John Berger has been writing art criticism and fiction with a very social sense of outrage for nearly five decades. His 1970 TV series and book, Ways of Seeing, made a Marxist approach to art and culture mainstream and him a controversial figure.
Since then, during a time of retreat for the left, Berger has written movingly about hidden suffering and hidden struggles - the plight of immigrants, the marginalisation of committed artists or the resilience of peasants half broken by the world market. In the process his profile if not his stature has declined.

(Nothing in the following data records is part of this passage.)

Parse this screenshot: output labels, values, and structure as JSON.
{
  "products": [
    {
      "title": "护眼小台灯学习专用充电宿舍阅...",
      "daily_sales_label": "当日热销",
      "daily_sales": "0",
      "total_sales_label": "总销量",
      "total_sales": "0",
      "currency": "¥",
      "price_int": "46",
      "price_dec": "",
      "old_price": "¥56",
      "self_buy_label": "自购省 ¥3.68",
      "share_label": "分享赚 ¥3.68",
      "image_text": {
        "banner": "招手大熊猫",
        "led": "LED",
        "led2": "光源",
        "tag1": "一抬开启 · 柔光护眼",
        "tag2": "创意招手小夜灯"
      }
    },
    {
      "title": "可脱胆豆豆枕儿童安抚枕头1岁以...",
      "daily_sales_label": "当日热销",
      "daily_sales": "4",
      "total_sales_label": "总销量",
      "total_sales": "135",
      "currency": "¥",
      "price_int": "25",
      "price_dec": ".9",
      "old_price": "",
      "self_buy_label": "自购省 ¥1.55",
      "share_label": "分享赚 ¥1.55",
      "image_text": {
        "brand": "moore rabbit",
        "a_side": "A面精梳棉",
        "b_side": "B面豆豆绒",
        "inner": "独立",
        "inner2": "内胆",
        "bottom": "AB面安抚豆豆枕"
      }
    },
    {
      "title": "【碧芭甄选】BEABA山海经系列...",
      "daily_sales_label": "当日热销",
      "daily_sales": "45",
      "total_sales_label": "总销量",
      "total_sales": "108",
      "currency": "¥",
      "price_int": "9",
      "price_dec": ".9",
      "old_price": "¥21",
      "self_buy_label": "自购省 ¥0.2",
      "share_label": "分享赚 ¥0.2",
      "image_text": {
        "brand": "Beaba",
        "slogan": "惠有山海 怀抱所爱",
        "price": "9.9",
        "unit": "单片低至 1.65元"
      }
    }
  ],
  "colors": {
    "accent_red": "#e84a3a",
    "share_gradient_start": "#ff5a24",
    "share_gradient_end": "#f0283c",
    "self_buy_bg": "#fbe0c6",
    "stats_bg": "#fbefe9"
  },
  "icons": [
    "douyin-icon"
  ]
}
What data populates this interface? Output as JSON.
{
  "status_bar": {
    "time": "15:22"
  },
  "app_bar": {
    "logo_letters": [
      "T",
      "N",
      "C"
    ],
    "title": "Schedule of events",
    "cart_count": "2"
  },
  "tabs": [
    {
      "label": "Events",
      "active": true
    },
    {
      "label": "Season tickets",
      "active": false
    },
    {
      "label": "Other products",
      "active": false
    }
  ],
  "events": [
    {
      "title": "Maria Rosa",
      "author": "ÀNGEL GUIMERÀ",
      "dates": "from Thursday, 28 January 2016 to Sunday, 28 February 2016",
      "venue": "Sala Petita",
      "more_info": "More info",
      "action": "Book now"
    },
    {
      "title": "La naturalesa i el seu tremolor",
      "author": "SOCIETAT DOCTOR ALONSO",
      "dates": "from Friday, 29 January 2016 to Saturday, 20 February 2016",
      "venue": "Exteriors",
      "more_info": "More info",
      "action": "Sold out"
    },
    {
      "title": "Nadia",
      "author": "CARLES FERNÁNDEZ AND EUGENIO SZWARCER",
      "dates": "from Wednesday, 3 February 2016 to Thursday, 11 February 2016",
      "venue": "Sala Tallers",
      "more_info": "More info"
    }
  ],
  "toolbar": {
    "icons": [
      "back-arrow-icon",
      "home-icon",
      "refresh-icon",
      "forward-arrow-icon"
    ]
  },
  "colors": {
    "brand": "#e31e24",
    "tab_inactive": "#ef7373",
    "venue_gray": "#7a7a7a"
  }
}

Berger's writing is quirky. His lines of thought start with wry observations: "Of the billions of mobile phone conversations taking place every hour in the world's cities and suburbs, most, whether they are private or business calls, begin with a statement about the caller's whereabouts. People need to straightaway pinpoint where they are; it is as if they are pursued by doubts suggesting they may be nowhere."
But in this collection of 21st century essays he writes with a controlled anger and confronts important issues. In About Disconnecting he asks, "Is it possible that this [the US] administration is mad?" His answer is that its disconnection with reality is not caused by insanity but by growing disparity of wealth.
Berger finds hope in this disconnection. As a result of the invasion of Iraq and the fallout from Hurricane Katrina "a shift in opinion has happened almost overnight. History, throwing us all back in to our seats, suddenly opened its throttle."
Berger's combination of anecdote, poetry and meditation won't be to everyone's taste, but he uses it to great effect to penetrate the extremes of personal suffering he sees around him and he insists on the continued importance of Marxism.
Most analyses of the current situation, he says in Where are We? are presented within the framework of their separate disciplines - economics, politics, media studies, ecology, etc. To take in what is happening, "an interdisciplinary vision is necessary in order to connect the 'fields' which are institutionally kept separate. Any such vision is bound to be (in the original sense of the word) political."
There is a tension in the book between the search for overall analysis and the art critic's celebration of individual moments of resistance. But I found Berger's eloquent contempt for Bush's world order inspiring and his inquiries into the personal effects of globalised capitalism fascinating.
Most important of all is Berger's insistence on understanding and clarity as a precondition for turning anger against tyranny. "Every form of contestation against this tyranny is comprehensible. Dialogue with it is impossible. For us to live and die properly, things have to be named properly. Let us reclaim our words."